## Task item
Copy each of the records exactly.

Collection entries
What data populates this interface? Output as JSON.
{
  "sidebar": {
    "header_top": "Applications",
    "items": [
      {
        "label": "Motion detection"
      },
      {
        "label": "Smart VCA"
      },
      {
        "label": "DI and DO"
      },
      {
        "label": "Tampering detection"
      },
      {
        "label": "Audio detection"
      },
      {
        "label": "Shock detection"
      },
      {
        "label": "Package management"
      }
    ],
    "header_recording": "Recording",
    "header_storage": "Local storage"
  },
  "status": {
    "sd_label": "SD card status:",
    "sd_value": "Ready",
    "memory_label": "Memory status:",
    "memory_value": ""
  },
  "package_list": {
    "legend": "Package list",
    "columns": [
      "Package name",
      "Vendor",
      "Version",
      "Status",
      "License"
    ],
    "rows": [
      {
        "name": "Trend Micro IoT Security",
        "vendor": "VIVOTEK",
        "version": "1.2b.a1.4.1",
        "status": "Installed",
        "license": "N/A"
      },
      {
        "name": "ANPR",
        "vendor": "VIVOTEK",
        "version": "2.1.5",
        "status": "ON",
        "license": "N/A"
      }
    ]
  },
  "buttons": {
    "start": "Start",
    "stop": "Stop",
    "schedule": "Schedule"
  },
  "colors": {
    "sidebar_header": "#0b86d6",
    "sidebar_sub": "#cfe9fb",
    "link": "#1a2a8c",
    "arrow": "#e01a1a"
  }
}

## Reply to the exercise
What data populates this interface? Output as JSON.
{
  "sidebar": {
    "header_top": "Applications",
    "items": [
      {
        "label": "Motion detection"
      },
      {
        "label": "Smart VCA"
      },
      {
        "label": "DI and DO"
      },
      {
        "label": "Tampering detection"
      },
      {
        "label": "Audio detection"
      },
      {
        "label": "Shock detection"
      },
      {
        "label": "Package management"
      }
    ],
    "header_recording": "Recording",
    "header_storage": "Local storage"
  },
  "status": {
    "sd_label": "SD card status:",
    "sd_value": "Ready",
    "memory_label": "Memory status:",
    "memory_value": ""
  },
  "package_list": {
    "legend": "Package list",
    "columns": [
      "Package name",
      "Vendor",
      "Version",
      "Status",
      "License"
    ],
    "rows": [
      {
        "name": "Trend Micro IoT Security",
        "vendor": "VIVOTEK",
        "version": "1.2b.a1.4.1",
        "status": "Installed",
        "license": "N/A"
      },
      {
        "name": "ANPR",
        "vendor": "VIVOTEK",
        "version": "2.1.5",
        "status": "ON",
        "license": "N/A"
      }
    ]
  },
  "buttons": {
    "start": "Start",
    "stop": "Stop",
    "schedule": "Schedule"
  },
  "colors": {
    "sidebar_header": "#0b86d6",
    "sidebar_sub": "#cfe9fb",
    "link": "#1a2a8c",
    "arrow": "#e01a1a"
  }
}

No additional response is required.